_Activity_. Please repeat every entry that follows, keeping each one exactly the same.

_Available records_.
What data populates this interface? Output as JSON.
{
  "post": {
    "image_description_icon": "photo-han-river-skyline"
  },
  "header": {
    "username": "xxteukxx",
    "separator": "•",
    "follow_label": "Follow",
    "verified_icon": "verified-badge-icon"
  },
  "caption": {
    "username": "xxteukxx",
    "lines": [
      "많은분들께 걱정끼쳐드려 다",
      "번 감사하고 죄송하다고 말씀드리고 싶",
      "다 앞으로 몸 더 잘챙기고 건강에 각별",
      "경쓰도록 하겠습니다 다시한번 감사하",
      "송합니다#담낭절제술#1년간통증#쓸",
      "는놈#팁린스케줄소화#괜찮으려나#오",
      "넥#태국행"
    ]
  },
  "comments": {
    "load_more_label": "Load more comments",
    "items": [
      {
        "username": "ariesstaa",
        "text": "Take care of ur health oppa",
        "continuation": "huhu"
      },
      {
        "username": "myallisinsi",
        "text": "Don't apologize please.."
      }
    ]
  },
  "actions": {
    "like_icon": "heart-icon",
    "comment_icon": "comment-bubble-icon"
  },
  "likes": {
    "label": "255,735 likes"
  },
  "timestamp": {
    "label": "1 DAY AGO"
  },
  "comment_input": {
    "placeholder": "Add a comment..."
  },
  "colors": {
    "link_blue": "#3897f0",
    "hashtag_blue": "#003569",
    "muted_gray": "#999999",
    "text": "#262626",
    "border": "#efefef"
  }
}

_Worked solution_.
What data populates this interface? Output as JSON.
{
  "post": {
    "image_description_icon": "photo-han-river-skyline"
  },
  "header": {
    "username": "xxteukxx",
    "separator": "•",
    "follow_label": "Follow",
    "verified_icon": "verified-badge-icon"
  },
  "caption": {
    "username": "xxteukxx",
    "lines": [
      "많은분들께 걱정끼쳐드려 다",
      "번 감사하고 죄송하다고 말씀드리고 싶",
      "다 앞으로 몸 더 잘챙기고 건강에 각별",
      "경쓰도록 하겠습니다 다시한번 감사하",
      "송합니다#담낭절제술#1년간통증#쓸",
      "는놈#팁린스케줄소화#괜찮으려나#오",
      "넥#태국행"
    ]
  },
  "comments": {
    "load_more_label": "Load more comments",
    "items": [
      {
        "username": "ariesstaa",
        "text": "Take care of ur health oppa",
        "continuation": "huhu"
      },
      {
        "username": "myallisinsi",
        "text": "Don't apologize please.."
      }
    ]
  },
  "actions": {
    "like_icon": "heart-icon",
    "comment_icon": "comment-bubble-icon"
  },
  "likes": {
    "label": "255,735 likes"
  },
  "timestamp": {
    "label": "1 DAY AGO"
  },
  "comment_input": {
    "placeholder": "Add a comment..."
  },
  "colors": {
    "link_blue": "#3897f0",
    "hashtag_blue": "#003569",
    "muted_gray": "#999999",
    "text": "#262626",
    "border": "#efefef"
  }
}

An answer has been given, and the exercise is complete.